Utah governor promises to veto school choice bill despite public support
Despite growing calls for school choice across the nation, the Republican governor of Utah has promised to veto a school voucher bill, notably after a reported $75,000 campaign donation from the…
Despite growing calls for school choice across the nation, the Republican governor of Utah has promised to veto a school voucher bill, notably after a reported $75,000 campaign donation from the teachers’ union.
Nearly 70% of adults in Utah support school vouchers.
Gov. Spencer Cox said he won’t support the proposed HB 331 until the state’s teachers get higher pay. The Daily Caller reported the National Education Association contributed $75,000 to Cox’s 2020 gubernatorial campaign.
The “Hope Scholarship” bill, which would provide means-tested vouchers for private schooling and even homeschooling, narrowly passed a Utah House committee Tuesday 6-5. But national school choice advocate Corey A. DeAngelis tells The Lion he believes a governor’s veto could easily be overridden by the state legislature.
“The legislature shouldn’t have any problem at all if everyone with an ‘R’ next to their name is actually a Republican,” says DeAngelis, director of research at the American Federation for Children. “Over three-quarters of both the Utah House and the Senate identify as Republicans, which is well over the two-thirds needed to override a veto.”
Bill sponsor Rep. Candice Pierucci told the Deseret News that the governor’s remarks “do not change the legislative process or change my commitment to fine tuning this policy and finding better ways to empower parents and better meet the education needs of Utah’s students. I hope he will keep an open mind in reviewing the final policy proposal in this bill.”
The bill’s Senate sponsor, Majority Assistant Whip Kirk Cullimore, told the Deseret News, “Education begins in the home. And we see the most success with students in any education setting, public or otherwise, where there is support at home. So the point of this bill is saying, ‘We’ve had to recognize that over the past two years, let’s shift our focus to their parents and let them make the call for what’s best for their child.’”

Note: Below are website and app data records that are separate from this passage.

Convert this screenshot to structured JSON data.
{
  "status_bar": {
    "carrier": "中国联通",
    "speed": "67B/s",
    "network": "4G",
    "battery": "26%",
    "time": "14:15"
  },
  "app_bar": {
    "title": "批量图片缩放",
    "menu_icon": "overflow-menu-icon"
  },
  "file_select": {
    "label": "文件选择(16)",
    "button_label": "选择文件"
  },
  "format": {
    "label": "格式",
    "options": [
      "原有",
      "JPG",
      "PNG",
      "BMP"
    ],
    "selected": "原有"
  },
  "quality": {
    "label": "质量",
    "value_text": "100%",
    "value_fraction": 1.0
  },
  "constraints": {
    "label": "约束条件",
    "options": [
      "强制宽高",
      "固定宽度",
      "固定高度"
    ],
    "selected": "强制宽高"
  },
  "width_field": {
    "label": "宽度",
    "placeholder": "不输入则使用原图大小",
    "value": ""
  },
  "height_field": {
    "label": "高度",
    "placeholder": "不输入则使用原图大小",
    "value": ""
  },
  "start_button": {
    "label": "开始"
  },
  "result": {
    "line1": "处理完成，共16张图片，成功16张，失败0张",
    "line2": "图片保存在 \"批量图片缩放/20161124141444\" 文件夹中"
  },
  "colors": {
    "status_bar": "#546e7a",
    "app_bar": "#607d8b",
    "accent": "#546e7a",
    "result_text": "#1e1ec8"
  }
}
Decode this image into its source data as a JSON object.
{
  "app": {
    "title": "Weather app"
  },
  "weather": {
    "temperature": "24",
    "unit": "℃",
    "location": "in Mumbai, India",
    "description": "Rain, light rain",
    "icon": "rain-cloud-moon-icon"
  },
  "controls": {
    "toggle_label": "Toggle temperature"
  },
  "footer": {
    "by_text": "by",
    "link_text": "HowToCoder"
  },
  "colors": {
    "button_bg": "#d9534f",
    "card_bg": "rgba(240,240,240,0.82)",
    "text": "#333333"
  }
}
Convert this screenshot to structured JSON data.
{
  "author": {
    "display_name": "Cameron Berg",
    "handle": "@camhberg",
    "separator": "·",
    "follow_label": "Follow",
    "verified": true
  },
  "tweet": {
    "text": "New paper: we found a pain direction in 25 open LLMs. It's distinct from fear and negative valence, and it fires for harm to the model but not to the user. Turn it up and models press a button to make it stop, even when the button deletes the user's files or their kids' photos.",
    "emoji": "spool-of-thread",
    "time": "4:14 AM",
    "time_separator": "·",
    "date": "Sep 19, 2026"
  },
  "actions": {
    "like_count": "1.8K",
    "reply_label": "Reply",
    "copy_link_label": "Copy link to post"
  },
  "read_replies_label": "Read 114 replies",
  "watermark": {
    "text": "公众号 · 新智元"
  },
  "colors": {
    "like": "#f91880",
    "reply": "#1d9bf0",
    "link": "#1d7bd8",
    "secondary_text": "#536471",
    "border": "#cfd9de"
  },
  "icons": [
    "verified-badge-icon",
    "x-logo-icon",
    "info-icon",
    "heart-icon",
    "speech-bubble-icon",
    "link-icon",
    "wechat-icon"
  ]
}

Meanwhile, school choice proposals were spreading like a western fire this past week. The Arizona Senate approved an expansion of that state’s school voucher program, and Idaho lawmakers weighed in with a bill of their own Friday creating new education savings accounts to cover private school tuition and fees.